Soil Chemistry

Soil chemistry for organic gardeners is a simple task after you have a your soil tested. Your test report will serve as a blue print to assist you in building the correct conditions for your favorite plants. It is simply a matter of amending it with the missing components in the correct amounts.

The following are the basic elements that your test will reveal:


Up to ninety eight percent (98%) of all plant of growth comes directly from organic matter.

Not enough organic matter and your crops growth and health is limited from the very start. When it comes to soil chemistry organic matter cannot be stressed enough.

Organic matter supplies many nutrients for development and stimulates the propagation of micro organisms, earth worms and other beneficial creatures.

The end result is abundant microbial activity that improves the overall structure, resists compaction and increases air penetration. An organic matter level of five percent is a good goal to work for. This is one component of soil that you are not likely to ever have too much of, so don't worry about having even higher levels.

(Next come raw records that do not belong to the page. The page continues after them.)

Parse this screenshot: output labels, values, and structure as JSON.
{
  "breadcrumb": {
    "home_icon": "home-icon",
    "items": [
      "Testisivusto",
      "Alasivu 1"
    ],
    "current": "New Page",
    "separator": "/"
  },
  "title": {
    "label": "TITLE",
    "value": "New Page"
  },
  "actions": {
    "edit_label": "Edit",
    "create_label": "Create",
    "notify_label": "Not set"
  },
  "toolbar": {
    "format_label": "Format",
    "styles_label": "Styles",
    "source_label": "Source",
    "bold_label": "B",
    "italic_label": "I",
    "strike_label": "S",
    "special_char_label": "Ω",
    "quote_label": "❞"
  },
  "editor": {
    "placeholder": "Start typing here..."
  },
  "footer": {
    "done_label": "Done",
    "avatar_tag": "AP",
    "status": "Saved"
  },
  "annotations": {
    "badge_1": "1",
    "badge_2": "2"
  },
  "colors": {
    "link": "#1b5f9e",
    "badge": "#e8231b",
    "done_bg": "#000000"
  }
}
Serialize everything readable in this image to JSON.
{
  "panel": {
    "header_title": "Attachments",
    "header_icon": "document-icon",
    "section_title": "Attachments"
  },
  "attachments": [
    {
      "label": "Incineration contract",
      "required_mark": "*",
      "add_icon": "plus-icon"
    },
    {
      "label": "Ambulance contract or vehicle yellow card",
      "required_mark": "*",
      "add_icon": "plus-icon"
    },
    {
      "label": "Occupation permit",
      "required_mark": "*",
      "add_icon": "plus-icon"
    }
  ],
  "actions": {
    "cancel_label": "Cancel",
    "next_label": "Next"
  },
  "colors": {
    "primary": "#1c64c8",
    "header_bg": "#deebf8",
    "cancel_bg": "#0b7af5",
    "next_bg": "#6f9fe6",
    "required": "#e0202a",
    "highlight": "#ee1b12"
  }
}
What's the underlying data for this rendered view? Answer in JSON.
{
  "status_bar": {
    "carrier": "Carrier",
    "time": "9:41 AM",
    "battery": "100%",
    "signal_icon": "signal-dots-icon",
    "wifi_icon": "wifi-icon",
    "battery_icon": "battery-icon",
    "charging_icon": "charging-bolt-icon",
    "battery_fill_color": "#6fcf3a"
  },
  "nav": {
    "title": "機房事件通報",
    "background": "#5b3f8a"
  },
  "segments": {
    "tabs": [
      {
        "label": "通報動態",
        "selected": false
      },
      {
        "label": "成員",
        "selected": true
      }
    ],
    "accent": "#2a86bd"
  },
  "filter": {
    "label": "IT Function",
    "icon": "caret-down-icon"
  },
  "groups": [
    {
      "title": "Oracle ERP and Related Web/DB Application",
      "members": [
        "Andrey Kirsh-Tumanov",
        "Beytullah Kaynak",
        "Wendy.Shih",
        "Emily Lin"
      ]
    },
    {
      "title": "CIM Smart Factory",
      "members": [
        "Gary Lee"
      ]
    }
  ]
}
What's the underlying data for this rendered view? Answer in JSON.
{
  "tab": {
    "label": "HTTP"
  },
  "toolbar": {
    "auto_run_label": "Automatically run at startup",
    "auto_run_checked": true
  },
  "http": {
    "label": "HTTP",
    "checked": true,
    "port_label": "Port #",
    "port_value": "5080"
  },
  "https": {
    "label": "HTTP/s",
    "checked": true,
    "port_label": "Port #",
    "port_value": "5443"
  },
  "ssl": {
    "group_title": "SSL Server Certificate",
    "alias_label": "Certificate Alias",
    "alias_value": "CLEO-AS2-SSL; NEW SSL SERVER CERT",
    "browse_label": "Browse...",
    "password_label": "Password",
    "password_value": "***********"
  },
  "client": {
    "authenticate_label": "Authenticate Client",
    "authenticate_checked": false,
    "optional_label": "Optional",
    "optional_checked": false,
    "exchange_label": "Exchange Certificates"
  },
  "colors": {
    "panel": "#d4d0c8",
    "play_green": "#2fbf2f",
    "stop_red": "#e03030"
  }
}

To supplement low OM levels, use either bokashi compost or compost that you have otherwise made. Most garden centers now carry a brand called "Nature's Blend, cotton burr compost."

This is also a good time to start thinking about starting a bokashi bucket or your very own compost pile to help supplement your soil as well as recycling your organic waste.

PHOSPHORUS (P) is the first element of soil chemistry, it boss of all the elements. It controls root, seed and flower development in plant life, as well as the processes of cell division and sugar formation. These sugar levels regulate the plant’s susceptibility to insect and disease.

POTASSIUM (K) is the next element of soil chemistry, often to refereed to as the universal helper. It stimulates rooting, photosynthesis, chlorophyll formation, starch formation and sugar functions.

Adequate levels of potassium reduce susceptibility to insect and disease outbreaks. Low test levels indicate the need for K fertilization, especially where a low cation exchange capacity is present.

MAGNESIUM (Mg) is considered a secondary macro nutrient. The chlorophyll molecule is built around the atom on Mg so this nutrient is essential to plant growth and viability. Excessive Mg can cause nutrient deficiencies. The result is lifeless, sticky mess that becomes easily waterlogged during rainy periods and will not absorb water when it has become hard during dry times.

CALCIUM (Ca) is considered a secondary macro nutrient but it is considered the most important element for the following reasons. Calcium helps to form stable aggregates which give it structural capacity to hold nutrients and absorb water and air.

These characteristics promote prolific microbial growth and earthworm activity. Calcium helps to neutralize toxins, assists in root development and carbohydrate movement as well as being involved in protein synthesis and reproductive tissue.

pH LEVEL, While this is not an element of soil chemistry it is nonetheless an important factor in maintaining the overall health of you organic garden. pH is the measurement of alkalinity or acidity of the soil.

For some vegetables it is very critical. Tomatoes, for example must have an acidic level or they are going to be prone to blossom end rot. For most vegetables if the pH level is too low, roots are unable to absorb the needed nutrients. You can fertilize but it will not help much at all. Growing in raised beds will allow you to tailor the soil to particular plants needs.

Use lime to raise you pH. It is readily available and easy to do!

This level is directly related to the level of Calcium (Ca) in your soil, which is why lime is added to raise the pH level.
As Calcium is used up, the level drops below 7.0 and becomes ‘acidic’. When you add lime (nutrient fertilization) you raise the level.

pH is a measure of the balance between hydrogen ions and ions of the base elements called cations. Areas that are acidic typically has an extra hydrogen ion on the roots. This 'binds' the roots from absorbing the nutrients. Adding Ca (lime) neutralizes the extra ion and allows proper growth. (This is why test results that indicate low pH levels often show very high levels of Phosphorus.)

If test results show that the soil is also low in Magnesium (Mg) then a dolomite lime is recommended, otherwise continue to use calcitic lime. For situations where Ca is low but P is sufficient you can spray Liquid Lime as a foliar feed to instantly supply Ca for the plants.

CATION EXCHANGE CAPACITY (CEC) is a measurement of y0our soils ability to hold cations (Ca, Mg, K, and Na). This capacity is influenced by the amount of clay and humus present.
It is measured from 0 for pure sand and100 for pure humus.

High quality soils range from 18-25 the best getting as high as 35. If your have a high CEC value it is holding a lot of nutrients which can be released for plant and microbial growth.

The whole reason for learning about soil chemistry is so that you can bring everything into proper balance. The good news is that once you reach the correct levels it will be perfect for growing healthy, nutritious, organic vegetables. That is what it is all about!

You are not likely to have to do it again for quite some time as long as you are regularly amending your garden soil with compost (organic matter)

Fall is on the way

Remember, chemicals kill more than just pesky weeds.